What does the wintertime blues mean for your sex life? I spoke to some sexual health experts who helped me sort out the real impact SAD can have on your mojo.
Rivka Sidorsky, a certified sex therapist at Rivka Sidorsky & Associates, tells Elite Daily that seasonal affective disorder "has similarities to depression in that you may feel lethargic, sleep more than usual, have insomnia, or have appetite changes." As a result of all these weird feelings, "you may have a decreased interest in sex, and both your desire and your arousal may be impacted."
According to Debi Pruit, a sexpert at Dr. Tom Murray, PhD and Associates, when there's less sunlight during the fall and winter, our bodies produce less of the brain neurotransmitter serotonin which may "may trigger depression and affect sleep patterns. Any time a partner is depressed, insecure about their body image, or having trouble sleeping, their sex life will directly be affected," she explains. If you're not feeling happy, you're probably not feeling horny, either.
Lawrence A. Siegel, clinical sexologist and certified sexuality educator, tells me that "when someone is feeling depressed, regardless of where on the continuum [of depression] they may be, sexual desire and arousal are usually casualties for both men and women," but that the condition is diagnosed much more often in women.
So, how do you know if SAD is the culprit for a less-than-satisfactory sex life?
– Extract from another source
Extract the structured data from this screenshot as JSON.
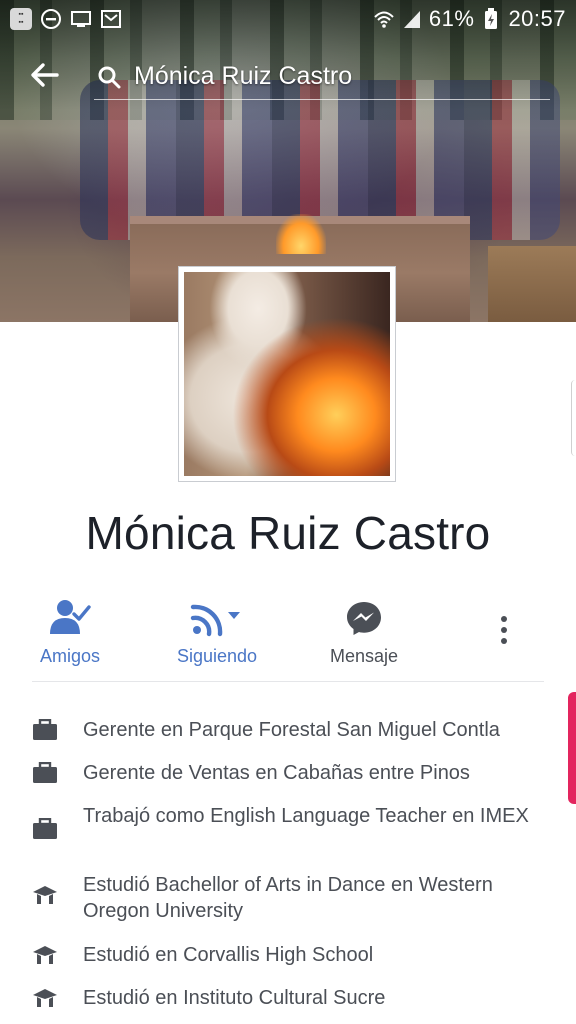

Are there any signs to look out for? Dr. Rachel Needle, a licensed psychologist, certified sex therapist, and the co-director of Modern Sex Therapy Institutes, explains that when someone is "experiencing depression, they may be less interested in things they previously enjoyed, feel less motivated, and have lower sexual desire." It sounds like if you have SAD and aren't thinking about getting laid, the two may likely be connected. Sidorsky adds that "some women develop difficulties with orgasm as a result of lowered libido." Basically, if you're not feeling like yourself, don't be surprised if most aspects of your life are impacted, including your motivation to get it on.
If it makes you feel any better, seasonal affective disorder is apparently super common. Laura Lohr, a sex therapist and licensed clinical social worker associate, says that psychotherapists are often busier this time of year due to a spike in SAD. For people with the condition, "sex might be the last thing on their mind because they are consumed with sadness." This is totally understandable when you think about it. Lohr adds, "When you’re sad or feeling depressed, if you have tears rolling down your cheeks, are you thinking about sexy time with your partner? Probably not!"
Well, is there any hope for people with SAD who don't want it to have an impact on their sex life? First of all, if you need to go talk to a pro about what's been going on, there's no shame in the game. Sidorsky tells Elite Daily that a lot of people "seek medication and therapy to help [them] get through the winter" or any difficult time, for that matter.
But there are a few things you could try on your own, too, like exercising, eating healthier, or getting a "happy lamp" (an indoor light that mimics the sun) "which is very helpful in treating SAD," says Sidorsky. Lohr adds that "talking to your partner for 20 minutes a day can also be very beneficial." Of course, SAD is no one's fault. Winter can have a strange impact on the chemicals in your brain, and sometimes, talking to your bae about how you've been feeling can help the situation.
If gray skies and cold temps have you down this winter, you're not alone in feeling this way, and there's definitely hope. Just remember that seasonal affective disorder won't last forever — spring will have you sprung again before you know it.
If you or someone you love is battling with a mental health condition, remember that help is always available. The National Suicide Prevention Lifeline provides free and confidential assistance around the clock. You can reach them at 1-800-273-8255.